Of course conspicuously absent from the list of dams above are the dams and canals on the Trinity River--largest tributary of the Klamath River--which divert water from the Klamath system to the Sacramento River Basin for operation of the Central Valley Project (another irrigation system). The loss of that water impacts not only the health of the fisheries on the Klamath but on the Trinity as well, and in recent years has been cause for upstream irrigators in the Klamath Project to lay some blame for the fish kills and water quality issues in the Lower Klamath on Central Project irrigators. It's said that politics makes for strange bedfellows, but sometimes it causes some odd divorces as well. This Interior Department link has a history of the Trinity diversions--again please keep in mind the evident bias of the source.
So while the dams and irrigation projects have both contributed significantly to the problems currently faced for both the native sucker fish in Upper Klamath Lake and other parts of the Basin as well as the andadromous fish populations that remain below Iron Gate Dam, it's a mistake to link both issues together and name the government as chief culprit. That's simply not realistic and ignores the realities of the history of the region. Frankly, in all of this the government didn't provide anything that wasn't sought by specific private interests.
I don't mean to be argumentative here, but I do want people to resist the temptation to sum this whole issue up in a nice little paragraph. It's not that simple. There are a lot of very powerful special interests in conflict here, and if the public would like to have its best interests kept in mind, there needs to be some genuine efforts to understand what has happened, and is happening, and why. Blaming the government might be simple, and might support the political philosophies of some, but it's only going to get us more recreational fishing season closures followed ultimately by extinction of what were once magnificent runs of anadromous fish.
When I reflect upon how a government of the people, by the people, and for the people should operate in the context of the Klamath system, I think of the establishment of the Lower Klamath Lake National Wildlife Refuge in 1908, during the administration of Republican president Theodore Roosevelt, as the first waterfowl refuge in the United States . I remember waterfowl numbering in the millions that I saw there as a boy, and am deeply grateful for the foresighted individuals that made such a place possible.

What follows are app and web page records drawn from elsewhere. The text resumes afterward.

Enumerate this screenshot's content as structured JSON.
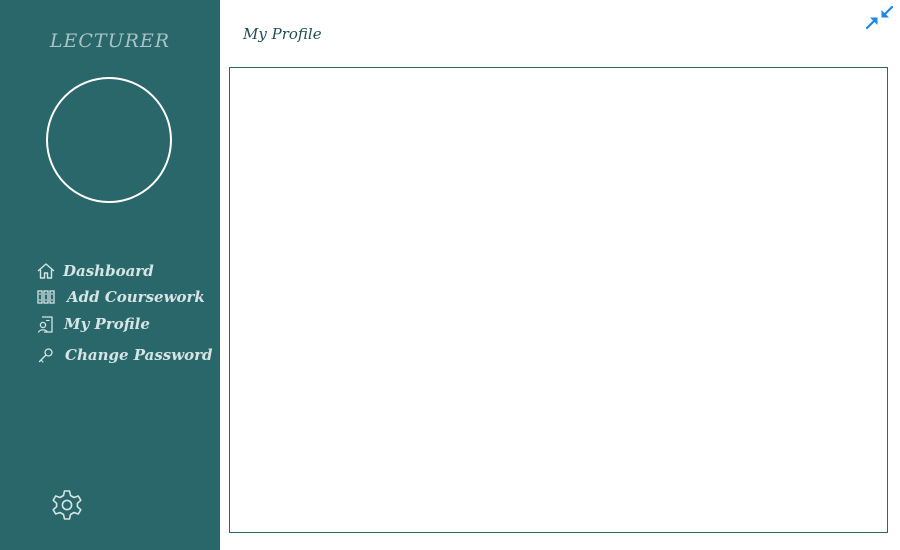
{
  "sidebar": {
    "role_title": "LECTURER",
    "items": [
      {
        "label": "Dashboard",
        "icon": "home-icon"
      },
      {
        "label": "Add Coursework",
        "icon": "books-icon"
      },
      {
        "label": "My Profile",
        "icon": "profile-document-icon"
      },
      {
        "label": "Change Password",
        "icon": "key-icon"
      }
    ],
    "settings_icon": "gear-icon"
  },
  "header": {
    "title": "My Profile",
    "collapse_icon": "collapse-arrows-icon"
  },
  "colors": {
    "sidebar_bg": "#29676a",
    "sidebar_text": "#d6e4e5",
    "accent_blue": "#1e88e5",
    "panel_border": "#29676a"
  }
}
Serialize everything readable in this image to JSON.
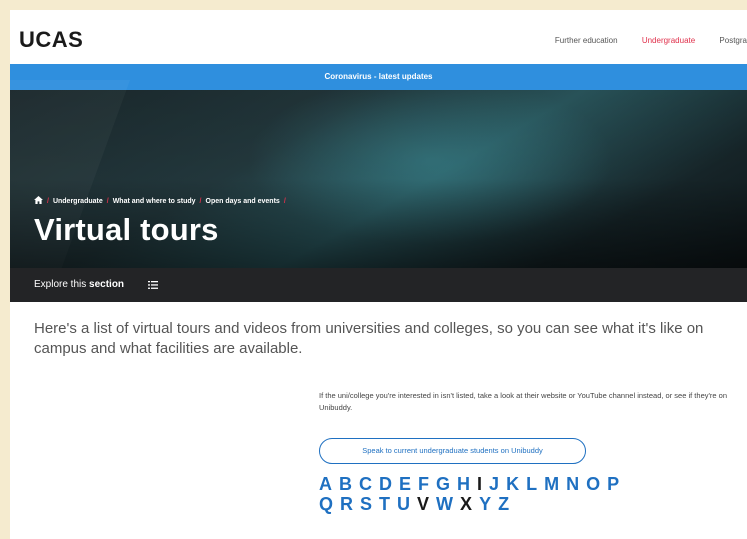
{
  "header": {
    "logo": "UCAS",
    "nav": [
      {
        "label": "Further education",
        "active": false
      },
      {
        "label": "Undergraduate",
        "active": true
      },
      {
        "label": "Postgra",
        "active": false
      }
    ]
  },
  "banner": {
    "text": "Coronavirus - latest updates"
  },
  "breadcrumb": [
    {
      "label": "Undergraduate"
    },
    {
      "label": "What and where to study"
    },
    {
      "label": "Open days and events"
    }
  ],
  "page_title": "Virtual tours",
  "explore": {
    "label_prefix": "Explore this ",
    "label_strong": "section"
  },
  "intro": "Here's a list of virtual tours and videos from universities and colleges, so you can see what it's like on campus and what facilities are available.",
  "note": "If the uni/college you're interested in isn't listed, take a look at their website or YouTube channel instead, or see if they're on Unibuddy.",
  "unibuddy_button": "Speak to current undergraduate students on Unibuddy",
  "alphabet": [
    {
      "letter": "A",
      "active": true
    },
    {
      "letter": "B",
      "active": true
    },
    {
      "letter": "C",
      "active": true
    },
    {
      "letter": "D",
      "active": true
    },
    {
      "letter": "E",
      "active": true
    },
    {
      "letter": "F",
      "active": true
    },
    {
      "letter": "G",
      "active": true
    },
    {
      "letter": "H",
      "active": true
    },
    {
      "letter": "I",
      "active": false
    },
    {
      "letter": "J",
      "active": true
    },
    {
      "letter": "K",
      "active": true
    },
    {
      "letter": "L",
      "active": true
    },
    {
      "letter": "M",
      "active": true
    },
    {
      "letter": "N",
      "active": true
    },
    {
      "letter": "O",
      "active": true
    },
    {
      "letter": "P",
      "active": true
    },
    {
      "letter": "Q",
      "active": true
    },
    {
      "letter": "R",
      "active": true
    },
    {
      "letter": "S",
      "active": true
    },
    {
      "letter": "T",
      "active": true
    },
    {
      "letter": "U",
      "active": true
    },
    {
      "letter": "V",
      "active": false
    },
    {
      "letter": "W",
      "active": true
    },
    {
      "letter": "X",
      "active": false
    },
    {
      "letter": "Y",
      "active": true
    },
    {
      "letter": "Z",
      "active": true
    }
  ],
  "colors": {
    "brand_blue": "#2f8fde",
    "link_blue": "#1f70c1",
    "accent_red": "#e0304b",
    "dark_bar": "#232426"
  }
}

You see, government and conservation can go hand-and-hand; it's just that we don't demand it nearly enough. Successful conservation should not be about partisan loyalty, ideological division, or the access of special interests to avenues of power; it should be a common principle that recognizes that far more than can be calculated in the coin of the realm is lost when large portions of the natural world are caused to be gone forever in the name of commercial immediacy. It’s a damn shame more people don’t understand that.